When I finished the book, I had one thought coursing through my mind, "Teenagers need to read this. They need to read this right now." Why? Because when I was a teen, I always thought rapists lurked in dark alleyways and shadowy parking lots. They were older, sleazy guys with slicked-back hair and a leer on their lips. They looked scary and dangerous.
Thus, I could avoid them.
But the truth of the matter is that 73% rape victims know their assailants. It can be a friend or a neighbor or a relative or a boyfriend. In Alex's case, it was a student at her school--an athlete who shared a class with her. He wasn't old and scary looking. Instead, he played water polo. He didn't attack her in an alley or a parking garage. Instead, he took her to his dorm room after a party.

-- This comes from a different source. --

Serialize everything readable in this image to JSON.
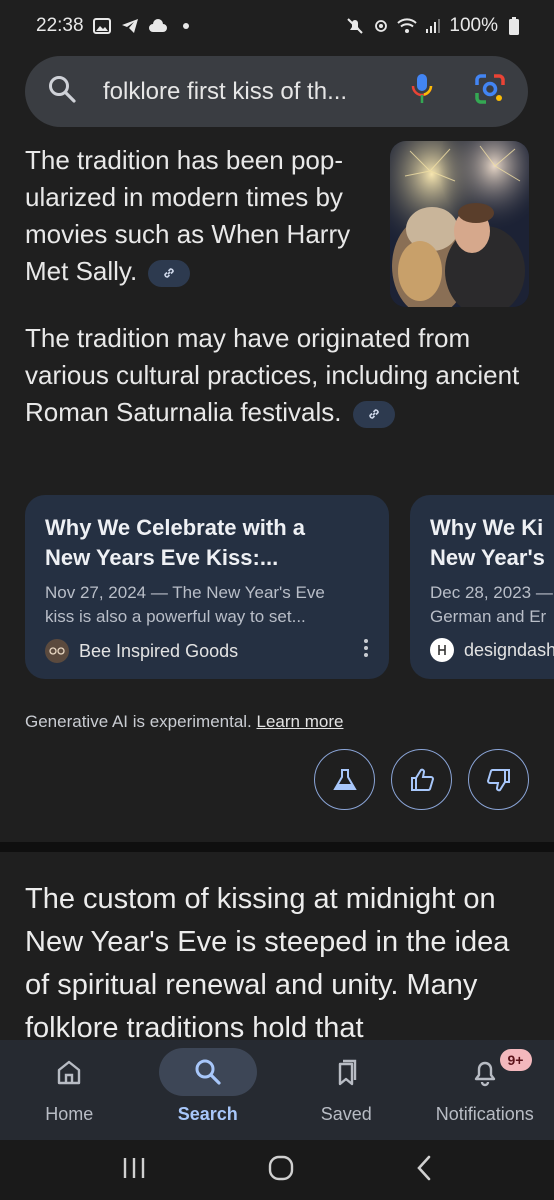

It scares me to realize that this sort of thing happens every day on campuses like Alex's school. And it scares me even more that victims often blame themselves for what has happened ("But I drank too much." "But I let him into my room.") Yet, I take comfort in knowing that there are supportive women (and men) out there like Alex's friends. Even though Alex put herself in a bad situation, her friends never let her take blame for the assault. They tell her it's never okay for a guy to sleep with a girl who is physically unable to give assent. They tell her that rape is rape is rape.
Man, it really terrifies me to become a mother one day...but at least I have a book like this on my side. Because of The Mockingbirds, I'm going to have some meaningful discussions with my kids.
Thank you, Daisy, for writing this.
*Statistics found here and here.